Do you practise environmental stewardship?
Environmental stewardship refers to the responsible use and protection of the natural environment through conservation and sustainable practices. There are three types of environmental stewards:
* Doers – these are the ones who go out and help the cause by taking action;
* Donors – these are persons who help the cause financially; and
* Practitioners – they work on a day-to-day basis to steer government agencies, scientist, stakeholder groups, etc. towards a stewardship outcome.

Why should you be a steward of the environment?
Human activities have impacted the natural environment since the first toolmakers learned to make fire. As our population grew, the impact on the environment increased. Climate change, pollution, declining fish populations, and the ever-decreasing range of wild ecosystems are the most obvious impacts. To combat this impact, and to take climate action, becoming a steward of the environment is the best choice for you.

How can you become an environmental steward?
Starting with these few tips will make you a good example of an environmental steward.
Now, let’s start!

1: Reduce the carbon footprint of your food
The production of some foods takes twice as much energy as others; for example, frozen foods will use more energy to prepare for cooking as compared to using fresh foods. Many practices and processes used in the production of food are harmful to both people and the environment; thus, it is essential that we are informed about the sources of the food we eat, and the manner in which it is produced.
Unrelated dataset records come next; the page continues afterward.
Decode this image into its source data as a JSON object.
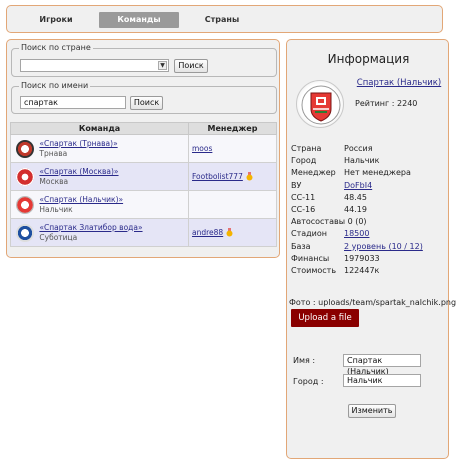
{
  "tabs": [
    {
      "label": "Игроки",
      "active": false
    },
    {
      "label": "Команды",
      "active": true
    },
    {
      "label": "Страны",
      "active": false
    }
  ],
  "search_country": {
    "legend": "Поиск по стране",
    "value": "",
    "button": "Поиск"
  },
  "search_name": {
    "legend": "Поиск по имени",
    "value": "спартак",
    "button": "Поиск"
  },
  "table": {
    "headers": [
      "Команда",
      "Менеджер"
    ],
    "rows": [
      {
        "name": "«Спартак (Трнава)»",
        "city": "Трнава",
        "manager": "moos",
        "medal": false,
        "logo_color": "#c0392b"
      },
      {
        "name": "«Спартак (Москва)»",
        "city": "Москва",
        "manager": "Footbolist777",
        "medal": true,
        "logo_color": "#d32f2f"
      },
      {
        "name": "«Спартак (Нальчик)»",
        "city": "Нальчик",
        "manager": "",
        "medal": false,
        "logo_color": "#e53935"
      },
      {
        "name": "«Спартак Златибор вода»",
        "city": "Суботица",
        "manager": "andre88",
        "medal": true,
        "logo_color": "#1e4fa0"
      }
    ]
  },
  "info": {
    "title": "Информация",
    "team": "Спартак (Нальчик)",
    "rating": "Рейтинг : 2240",
    "fields": [
      {
        "k": "Страна",
        "v": "Россия",
        "link": false
      },
      {
        "k": "Город",
        "v": "Нальчик",
        "link": false
      },
      {
        "k": "Менеджер",
        "v": "Нет менеджера",
        "link": false
      },
      {
        "k": "ВУ",
        "v": "DoFbI4",
        "link": true
      },
      {
        "k": "СС-11",
        "v": "48.45",
        "link": false
      },
      {
        "k": "СС-16",
        "v": "44.19",
        "link": false
      },
      {
        "k": "Автосоставы 0 (0)",
        "v": "",
        "link": false
      },
      {
        "k": "Стадион",
        "v": "18500",
        "link": true
      },
      {
        "k": "База",
        "v": "2 уровень (10 / 12)",
        "link": true
      },
      {
        "k": "Финансы",
        "v": "1979033",
        "link": false
      },
      {
        "k": "Стоимость",
        "v": "122447к",
        "link": false
      }
    ],
    "photo": "Фото : uploads/team/spartak_nalchik.png",
    "upload_button": "Upload a file",
    "name_label": "Имя :",
    "name_value": "Спартак (Нальчик)",
    "city_label": "Город :",
    "city_value": "Нальчик",
    "submit": "Изменить"
  },
  "colors": {
    "accent_border": "#e2a777",
    "upload_bg": "#8a0000",
    "link": "#2a2a8a"
  }
}
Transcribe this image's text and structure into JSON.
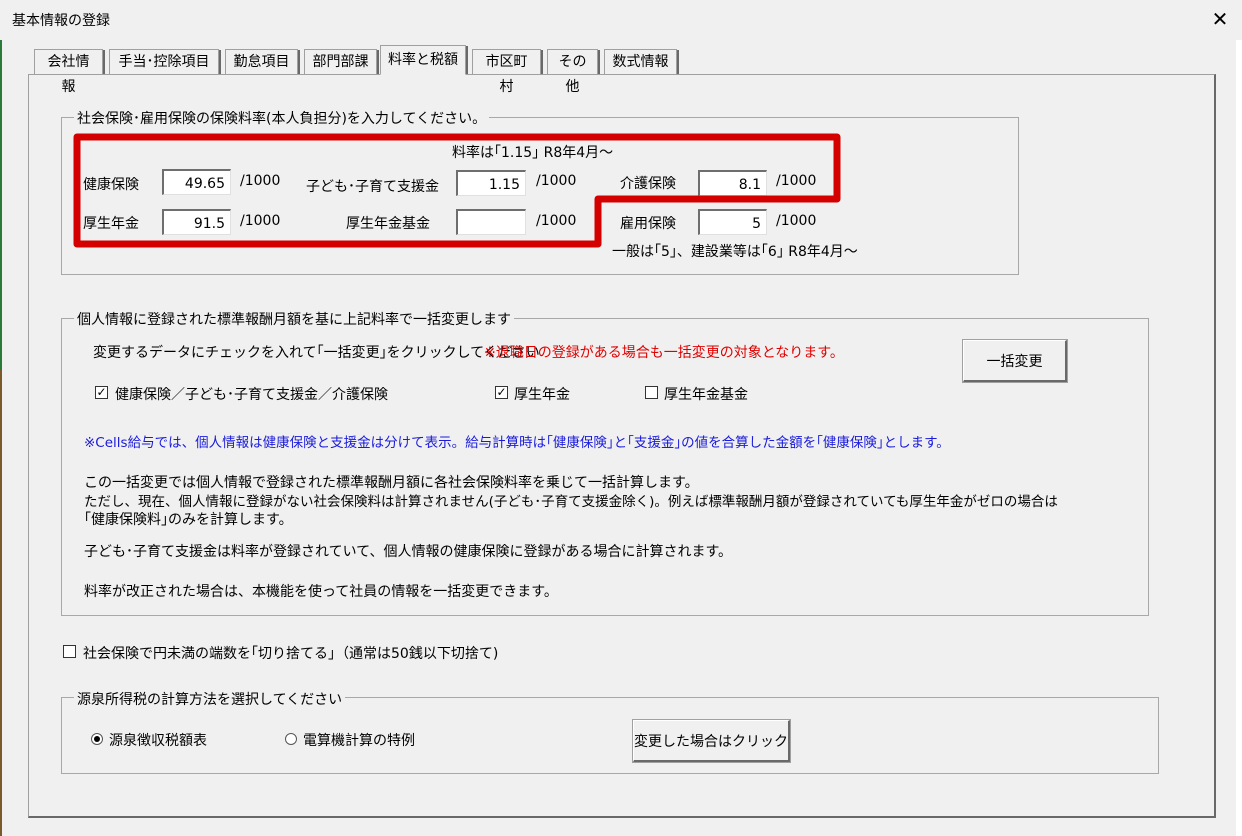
{
  "window": {
    "title": "基本情報の登録",
    "close_glyph": "✕"
  },
  "tabs": [
    "会社情報",
    "手当･控除項目",
    "勤怠項目",
    "部門部課",
    "料率と税額",
    "市区町村",
    "その他",
    "数式情報"
  ],
  "insurance": {
    "legend": "社会保険･雇用保険の保険料率(本人負担分)を入力してください。",
    "note_top": "料率は｢1.15｣ R8年4月～",
    "unit": "/1000",
    "health": {
      "label": "健康保険",
      "value": "49.65"
    },
    "childcare": {
      "label": "子ども･子育て支援金",
      "value": "1.15"
    },
    "nursing": {
      "label": "介護保険",
      "value": "8.1"
    },
    "pension": {
      "label": "厚生年金",
      "value": "91.5"
    },
    "pension_fund": {
      "label": "厚生年金基金",
      "value": ""
    },
    "employment": {
      "label": "雇用保険",
      "value": "5"
    },
    "note_bottom": "一般は｢5｣、建設業等は｢6｣ R8年4月～",
    "highlight_color": "#d40000"
  },
  "bulk": {
    "legend": "個人情報に登録された標準報酬月額を基に上記料率で一括変更します",
    "instruction": "変更するデータにチェックを入れて｢一括変更｣をクリックしてください",
    "warning": "※退職日の登録がある場合も一括変更の対象となります。",
    "button": "一括変更",
    "check_health": {
      "label": "健康保険／子ども･子育て支援金／介護保険",
      "checked": true
    },
    "check_pension": {
      "label": "厚生年金",
      "checked": true
    },
    "check_fund": {
      "label": "厚生年金基金",
      "checked": false
    },
    "blue_note": "※Cells給与では、個人情報は健康保険と支援金は分けて表示。給与計算時は｢健康保険｣と｢支援金｣の値を合算した金額を｢健康保険｣とします。",
    "para1_line1": "この一括変更では個人情報で登録された標準報酬月額に各社会保険料率を乗じて一括計算します。",
    "para1_line2": "ただし、現在、個人情報に登録がない社会保険料は計算されません(子ども･子育て支援金除く)。例えば標準報酬月額が登録されていても厚生年金がゼロの場合は",
    "para1_line3": "｢健康保険料｣のみを計算します。",
    "para2": "子ども･子育て支援金は料率が登録されていて、個人情報の健康保険に登録がある場合に計算されます。",
    "para3": "料率が改正された場合は、本機能を使って社員の情報を一括変更できます。"
  },
  "rounding": {
    "label": "社会保険で円未満の端数を｢切り捨てる｣（通常は50銭以下切捨て)",
    "checked": false
  },
  "tax": {
    "legend": "源泉所得税の計算方法を選択してください",
    "option1": "源泉徴収税額表",
    "option2": "電算機計算の特例",
    "selected": 1,
    "button": "変更した場合はクリック"
  }
}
2: Reduce your meat consumption
Regular consumption of meat is harmful to our health. There are numerous negative environmental impacts of meat production that stem from improper agricultural practices, particularly from livestock rearing. Pesticides are sprayed on food that livestock are fed, and the water they drink is contaminated with chemicals from fertilizer washed in the waterways. Additionally, large scale cattle rearing requires large tracts of land, and forested areas are often cleared for this purpose.

3: Compost your kitchen and yard waste
Our environment is full of waste that is both natural and artificial. Refuse from vegetables and fruits can be added to the farm or kitchen garden, which would form compost that enriches the soil, thus providing nutrients to the crops. Composting ensures that valuable materials do not end up in the landfill, contributing further to the climate crisis by releasing methane.
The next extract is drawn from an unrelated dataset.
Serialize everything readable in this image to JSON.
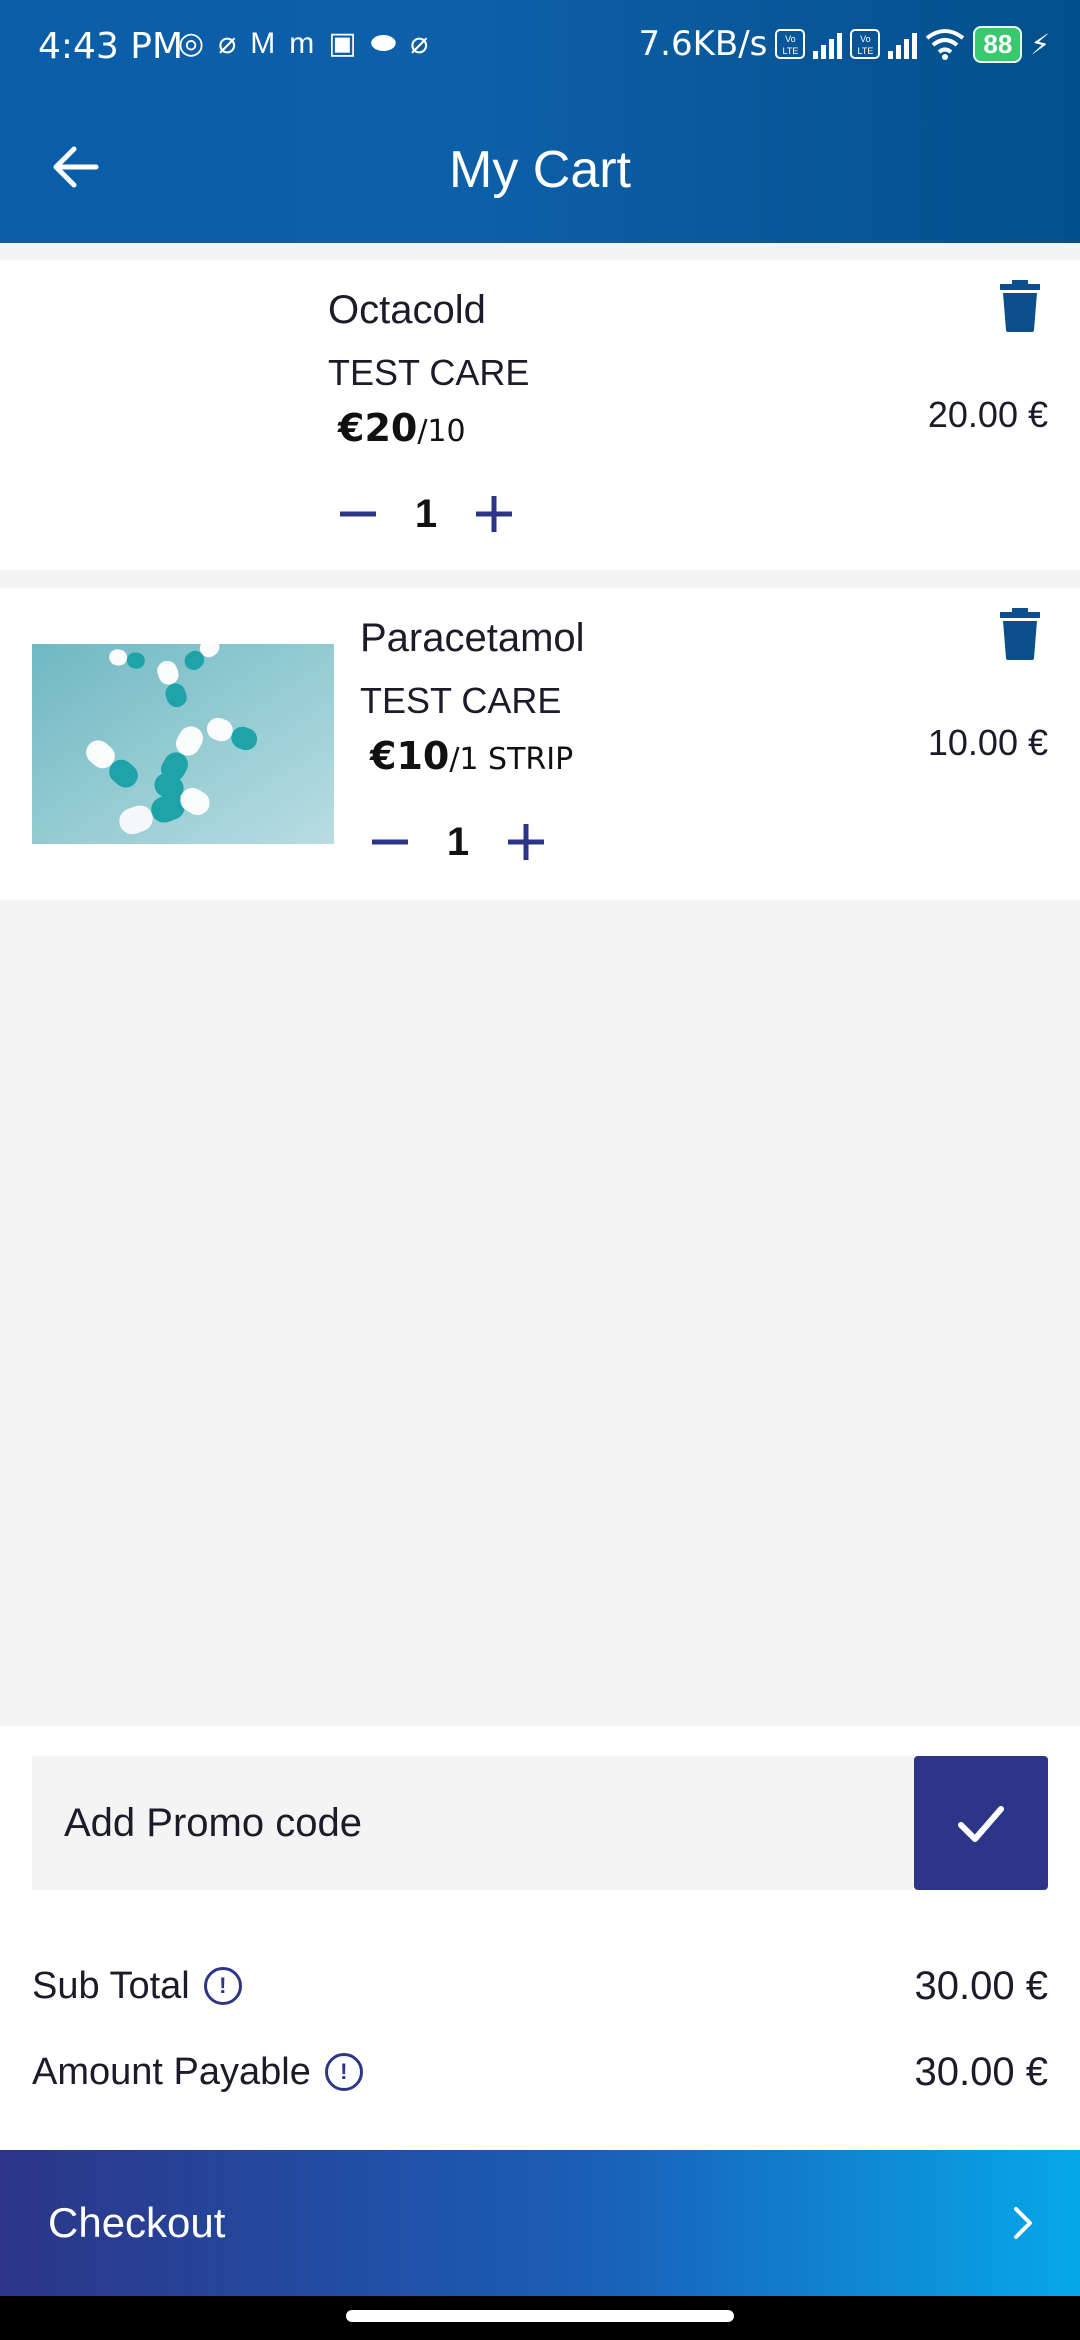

4: Avoid wastage
Avoiding waste of water and electricity is not only good for the planet; it is also good for our pockets.

5: Cut down on the use of single-use plastics and micro-plastics
Purchasing and using reusable water bottles, food containers, and cotton bags as substitutes would aid the reduction of plastic in the environment. With tons of single-use plastic being wantonly discarded every day, the purchase of plastic items should be avoided as much as possible. Over the years, there have been tons of plastic converging in our waste bodies, both inland and oceans. This has not augured well within the marine environment, which has seen the death of various types of marine life due to suffocation and/or ingestion of the micro-plastics in water. Studies have shown that, by 2050, there will be more plastic in the ocean than fish; meaning that we, as humans, have ingested, or would ingest, some amount of plastic.
Remember, say no to single-use plastics!
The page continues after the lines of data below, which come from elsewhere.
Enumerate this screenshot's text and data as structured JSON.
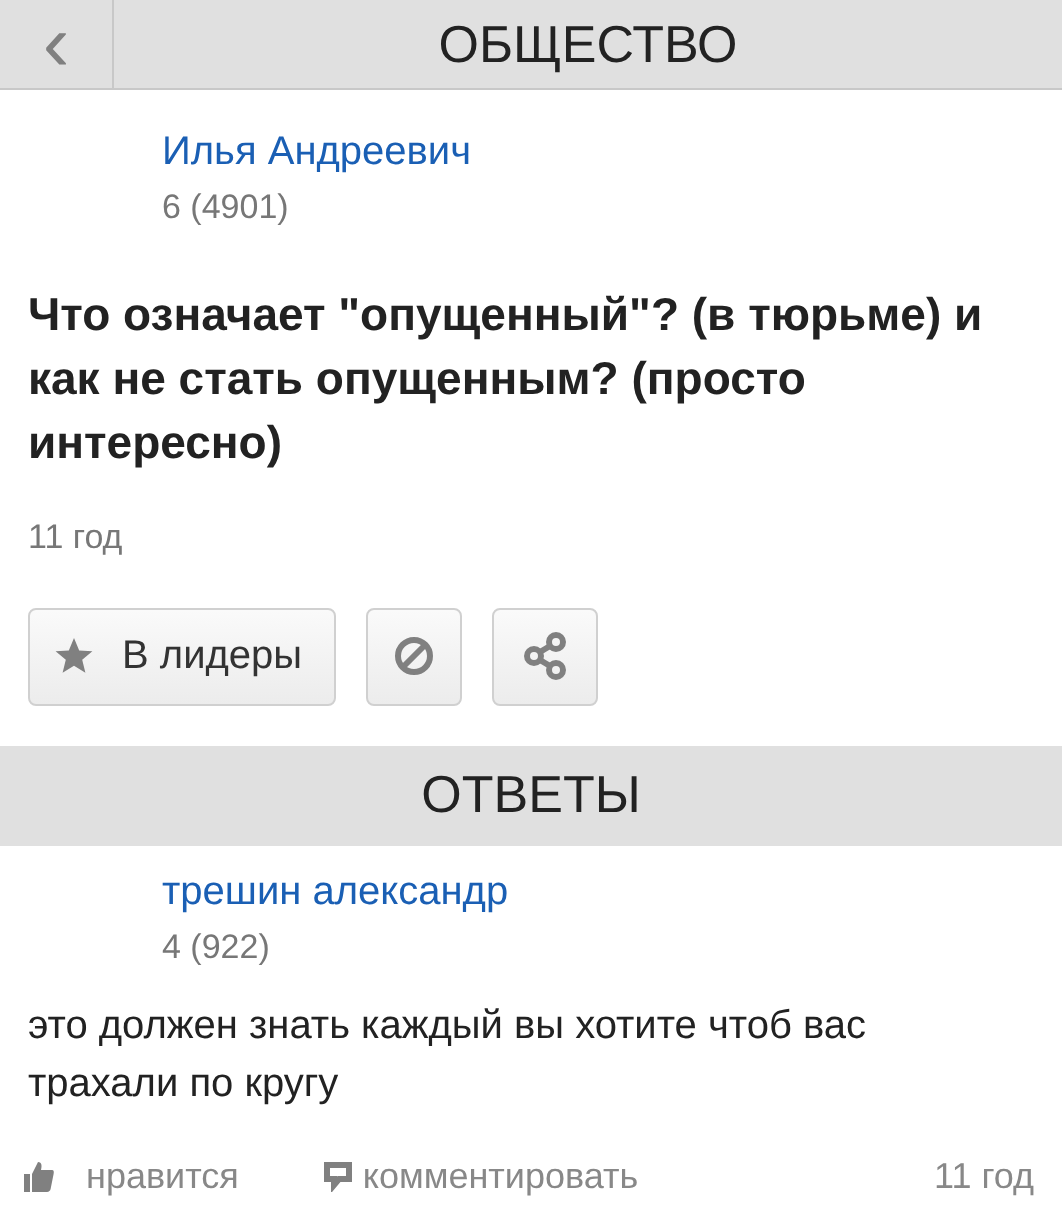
{
  "header": {
    "back": "‹",
    "title": "ОБЩЕСТВО"
  },
  "question": {
    "author": "Илья Андреевич",
    "score": "6 (4901)",
    "text": "Что означает \"опущенный\"? (в тюрьме) и как не стать опущенным? (просто интересно)",
    "time": "11 год",
    "leader_button": "В лидеры"
  },
  "answers_header": "ОТВЕТЫ",
  "answers": [
    {
      "author": "трешин александр",
      "score": "4 (922)",
      "text": "это должен знать каждый вы хотите чтоб вас трахали по кругу",
      "like": "нравится",
      "comment": "комментировать",
      "time": "11 год"
    }
  ]
}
6: Become an environmental volunteer
The time to act is now! You can volunteer right in your neighbourhood or community with a designated volunteer group, or just with friends and family. Assist in an educational session, create a green space, or help clean up some parapets. You are guaranteed to have a fulfilling experience as you become an agent of change.

“Good stewardship of the environment is not just a personal responsibility; it is a public value. Our duty is to use the land well, and sometimes not to use it at all. This is our responsibility as citizens. But more than that, it is our calling as stewards of earth” – George W. Bush

1. https://www.ecowatch.com/national-park-week-virtual-tours-2645812852.html
2. http://guyanachronicle.com/2015/07/04/stewards-of-the-environment-our-personal-responsibility
3. https://www.researchgate.net/publication/333456150_The_meaning_and_practice_of_stewardship_in_South_AfricaSAJS_Volume_115_Issue_56_-_Cockburn_Supplementary_Material